[Excerpts from a dataset]
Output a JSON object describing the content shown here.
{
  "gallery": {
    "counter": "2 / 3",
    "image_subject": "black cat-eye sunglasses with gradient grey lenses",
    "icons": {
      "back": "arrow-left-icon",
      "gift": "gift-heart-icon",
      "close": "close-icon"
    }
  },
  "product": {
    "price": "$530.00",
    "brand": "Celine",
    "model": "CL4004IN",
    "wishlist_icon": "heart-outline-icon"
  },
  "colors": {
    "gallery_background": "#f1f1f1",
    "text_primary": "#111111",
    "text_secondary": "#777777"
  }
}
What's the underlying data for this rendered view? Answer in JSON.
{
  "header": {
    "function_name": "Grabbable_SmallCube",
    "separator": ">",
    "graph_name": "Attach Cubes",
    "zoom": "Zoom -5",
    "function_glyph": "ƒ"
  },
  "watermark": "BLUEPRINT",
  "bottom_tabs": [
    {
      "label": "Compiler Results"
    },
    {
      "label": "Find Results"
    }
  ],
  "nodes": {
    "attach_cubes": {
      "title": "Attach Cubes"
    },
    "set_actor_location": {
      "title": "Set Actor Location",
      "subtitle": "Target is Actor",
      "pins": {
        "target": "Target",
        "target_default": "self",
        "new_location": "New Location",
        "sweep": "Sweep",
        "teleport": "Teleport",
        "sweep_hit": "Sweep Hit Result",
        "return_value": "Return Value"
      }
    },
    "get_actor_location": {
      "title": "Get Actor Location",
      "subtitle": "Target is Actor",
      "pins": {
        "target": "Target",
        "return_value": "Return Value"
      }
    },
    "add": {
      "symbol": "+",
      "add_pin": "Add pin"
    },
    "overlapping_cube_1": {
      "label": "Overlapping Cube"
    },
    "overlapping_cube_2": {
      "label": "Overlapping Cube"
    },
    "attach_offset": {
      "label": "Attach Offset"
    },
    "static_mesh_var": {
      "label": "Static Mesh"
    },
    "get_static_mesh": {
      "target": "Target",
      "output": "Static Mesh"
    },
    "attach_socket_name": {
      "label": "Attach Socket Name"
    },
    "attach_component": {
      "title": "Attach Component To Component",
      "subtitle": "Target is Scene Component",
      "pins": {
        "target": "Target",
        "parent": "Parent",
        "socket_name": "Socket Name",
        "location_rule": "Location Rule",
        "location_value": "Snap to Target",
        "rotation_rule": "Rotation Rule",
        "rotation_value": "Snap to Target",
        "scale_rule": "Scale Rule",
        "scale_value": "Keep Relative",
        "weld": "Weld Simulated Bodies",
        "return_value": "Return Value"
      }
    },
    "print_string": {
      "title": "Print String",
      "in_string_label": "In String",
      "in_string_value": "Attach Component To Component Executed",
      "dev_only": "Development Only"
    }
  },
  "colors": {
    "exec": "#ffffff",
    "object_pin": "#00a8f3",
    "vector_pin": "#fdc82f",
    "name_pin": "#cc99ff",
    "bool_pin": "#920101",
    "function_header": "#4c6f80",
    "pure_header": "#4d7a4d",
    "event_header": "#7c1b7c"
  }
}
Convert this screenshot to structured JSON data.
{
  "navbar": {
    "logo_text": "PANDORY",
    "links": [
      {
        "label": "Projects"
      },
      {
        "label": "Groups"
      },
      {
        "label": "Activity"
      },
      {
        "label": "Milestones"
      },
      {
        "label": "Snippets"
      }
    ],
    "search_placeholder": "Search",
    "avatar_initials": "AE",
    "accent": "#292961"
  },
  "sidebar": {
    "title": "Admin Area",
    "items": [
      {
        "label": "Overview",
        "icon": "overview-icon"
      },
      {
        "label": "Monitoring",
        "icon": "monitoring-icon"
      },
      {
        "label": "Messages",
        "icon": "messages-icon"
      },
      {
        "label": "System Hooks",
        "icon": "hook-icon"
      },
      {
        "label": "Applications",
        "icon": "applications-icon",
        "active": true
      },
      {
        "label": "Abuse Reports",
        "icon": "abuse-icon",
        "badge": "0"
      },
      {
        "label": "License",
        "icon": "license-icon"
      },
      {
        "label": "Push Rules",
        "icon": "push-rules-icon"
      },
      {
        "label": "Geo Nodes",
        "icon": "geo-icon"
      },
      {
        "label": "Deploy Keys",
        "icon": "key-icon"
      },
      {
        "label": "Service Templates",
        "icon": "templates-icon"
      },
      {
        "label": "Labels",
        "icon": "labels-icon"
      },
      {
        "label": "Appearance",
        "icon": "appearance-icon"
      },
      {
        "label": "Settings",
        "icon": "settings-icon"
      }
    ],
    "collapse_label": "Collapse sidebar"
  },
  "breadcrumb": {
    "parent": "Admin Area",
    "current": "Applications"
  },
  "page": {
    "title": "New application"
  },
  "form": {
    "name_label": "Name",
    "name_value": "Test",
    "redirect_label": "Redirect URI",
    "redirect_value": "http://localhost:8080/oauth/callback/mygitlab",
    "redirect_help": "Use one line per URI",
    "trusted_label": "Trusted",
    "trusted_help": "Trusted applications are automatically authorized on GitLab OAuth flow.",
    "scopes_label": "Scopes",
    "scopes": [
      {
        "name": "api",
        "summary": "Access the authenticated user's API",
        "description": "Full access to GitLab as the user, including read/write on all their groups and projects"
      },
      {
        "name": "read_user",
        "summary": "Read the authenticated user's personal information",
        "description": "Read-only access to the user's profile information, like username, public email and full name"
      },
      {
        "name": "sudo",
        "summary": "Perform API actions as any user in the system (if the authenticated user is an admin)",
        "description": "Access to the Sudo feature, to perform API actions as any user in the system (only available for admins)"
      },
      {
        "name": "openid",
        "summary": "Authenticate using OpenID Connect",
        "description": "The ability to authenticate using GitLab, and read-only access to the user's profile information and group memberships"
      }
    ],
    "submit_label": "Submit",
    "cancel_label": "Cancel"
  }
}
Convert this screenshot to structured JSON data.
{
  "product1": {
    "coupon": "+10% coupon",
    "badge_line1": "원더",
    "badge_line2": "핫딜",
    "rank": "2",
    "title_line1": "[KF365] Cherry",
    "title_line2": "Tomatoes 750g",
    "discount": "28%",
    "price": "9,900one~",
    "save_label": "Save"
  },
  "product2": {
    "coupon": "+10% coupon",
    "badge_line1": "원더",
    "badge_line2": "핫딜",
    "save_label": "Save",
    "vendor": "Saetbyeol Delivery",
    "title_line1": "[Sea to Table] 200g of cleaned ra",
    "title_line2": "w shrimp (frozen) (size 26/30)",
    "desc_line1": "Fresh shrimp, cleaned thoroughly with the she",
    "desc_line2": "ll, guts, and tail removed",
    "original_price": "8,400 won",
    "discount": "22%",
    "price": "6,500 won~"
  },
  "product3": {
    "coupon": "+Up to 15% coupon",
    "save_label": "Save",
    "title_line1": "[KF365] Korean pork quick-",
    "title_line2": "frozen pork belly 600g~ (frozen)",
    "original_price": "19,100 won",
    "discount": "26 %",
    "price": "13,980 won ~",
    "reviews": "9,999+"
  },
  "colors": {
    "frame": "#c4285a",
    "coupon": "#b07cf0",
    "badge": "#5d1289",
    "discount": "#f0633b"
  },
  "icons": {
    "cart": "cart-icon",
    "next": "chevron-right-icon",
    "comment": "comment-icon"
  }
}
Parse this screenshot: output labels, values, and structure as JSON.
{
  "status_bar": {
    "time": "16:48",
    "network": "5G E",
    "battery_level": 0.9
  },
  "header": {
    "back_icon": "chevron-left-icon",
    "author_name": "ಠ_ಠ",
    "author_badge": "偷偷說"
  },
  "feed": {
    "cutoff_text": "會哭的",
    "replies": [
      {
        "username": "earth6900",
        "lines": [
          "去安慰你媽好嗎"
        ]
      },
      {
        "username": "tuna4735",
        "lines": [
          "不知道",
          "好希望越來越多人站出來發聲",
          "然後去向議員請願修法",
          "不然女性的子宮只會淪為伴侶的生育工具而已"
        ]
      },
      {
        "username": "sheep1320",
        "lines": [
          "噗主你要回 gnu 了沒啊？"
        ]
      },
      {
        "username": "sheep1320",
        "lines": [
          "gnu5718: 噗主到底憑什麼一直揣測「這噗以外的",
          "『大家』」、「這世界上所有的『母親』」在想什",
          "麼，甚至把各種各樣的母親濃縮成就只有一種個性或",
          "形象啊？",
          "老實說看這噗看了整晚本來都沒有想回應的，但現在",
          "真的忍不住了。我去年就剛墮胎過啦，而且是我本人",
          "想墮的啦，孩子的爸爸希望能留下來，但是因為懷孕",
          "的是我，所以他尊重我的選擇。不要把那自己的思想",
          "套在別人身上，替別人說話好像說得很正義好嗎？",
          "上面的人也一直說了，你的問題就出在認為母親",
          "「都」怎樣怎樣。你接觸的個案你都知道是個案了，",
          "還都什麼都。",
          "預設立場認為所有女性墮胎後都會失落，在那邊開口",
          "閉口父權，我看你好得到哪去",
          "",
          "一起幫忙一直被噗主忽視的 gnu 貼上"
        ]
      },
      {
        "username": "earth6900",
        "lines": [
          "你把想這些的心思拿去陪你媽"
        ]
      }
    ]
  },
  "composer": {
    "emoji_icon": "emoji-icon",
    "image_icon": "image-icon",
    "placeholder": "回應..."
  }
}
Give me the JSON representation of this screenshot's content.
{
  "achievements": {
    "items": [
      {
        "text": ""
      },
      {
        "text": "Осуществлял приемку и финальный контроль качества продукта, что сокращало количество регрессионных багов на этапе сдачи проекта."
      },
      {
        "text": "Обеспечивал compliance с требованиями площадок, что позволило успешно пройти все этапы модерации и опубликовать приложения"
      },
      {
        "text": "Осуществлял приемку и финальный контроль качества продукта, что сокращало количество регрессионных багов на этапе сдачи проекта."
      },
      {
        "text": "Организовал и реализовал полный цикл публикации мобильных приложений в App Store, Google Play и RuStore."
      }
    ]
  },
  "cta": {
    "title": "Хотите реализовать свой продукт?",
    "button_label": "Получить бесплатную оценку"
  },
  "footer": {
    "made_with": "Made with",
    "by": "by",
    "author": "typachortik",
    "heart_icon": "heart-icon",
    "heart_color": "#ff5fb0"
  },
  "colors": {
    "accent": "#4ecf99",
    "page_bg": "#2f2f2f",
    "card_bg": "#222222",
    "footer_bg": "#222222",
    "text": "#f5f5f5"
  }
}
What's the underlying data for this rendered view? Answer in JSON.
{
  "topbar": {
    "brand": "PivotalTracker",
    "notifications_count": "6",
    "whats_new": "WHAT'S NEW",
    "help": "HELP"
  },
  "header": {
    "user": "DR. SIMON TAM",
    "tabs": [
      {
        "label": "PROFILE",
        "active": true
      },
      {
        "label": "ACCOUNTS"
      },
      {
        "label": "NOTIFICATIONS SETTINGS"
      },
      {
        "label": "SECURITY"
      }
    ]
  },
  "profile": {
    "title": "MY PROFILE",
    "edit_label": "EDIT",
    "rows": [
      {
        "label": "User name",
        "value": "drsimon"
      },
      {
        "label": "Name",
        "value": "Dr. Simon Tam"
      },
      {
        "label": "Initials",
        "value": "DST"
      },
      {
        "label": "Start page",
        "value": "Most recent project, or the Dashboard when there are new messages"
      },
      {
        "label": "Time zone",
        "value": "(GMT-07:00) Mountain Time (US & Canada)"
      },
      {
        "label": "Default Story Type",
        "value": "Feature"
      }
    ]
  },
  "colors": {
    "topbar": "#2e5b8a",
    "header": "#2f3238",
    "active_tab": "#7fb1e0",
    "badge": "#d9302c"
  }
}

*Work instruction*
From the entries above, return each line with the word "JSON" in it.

*Result of the exercise*
Output a JSON object describing the content shown here.
What's the underlying data for this rendered view? Answer in JSON.
Convert this screenshot to structured JSON data.
Convert this screenshot to structured JSON data.
Parse this screenshot: output labels, values, and structure as JSON.
Give me the JSON representation of this screenshot's content.
What's the underlying data for this rendered view? Answer in JSON.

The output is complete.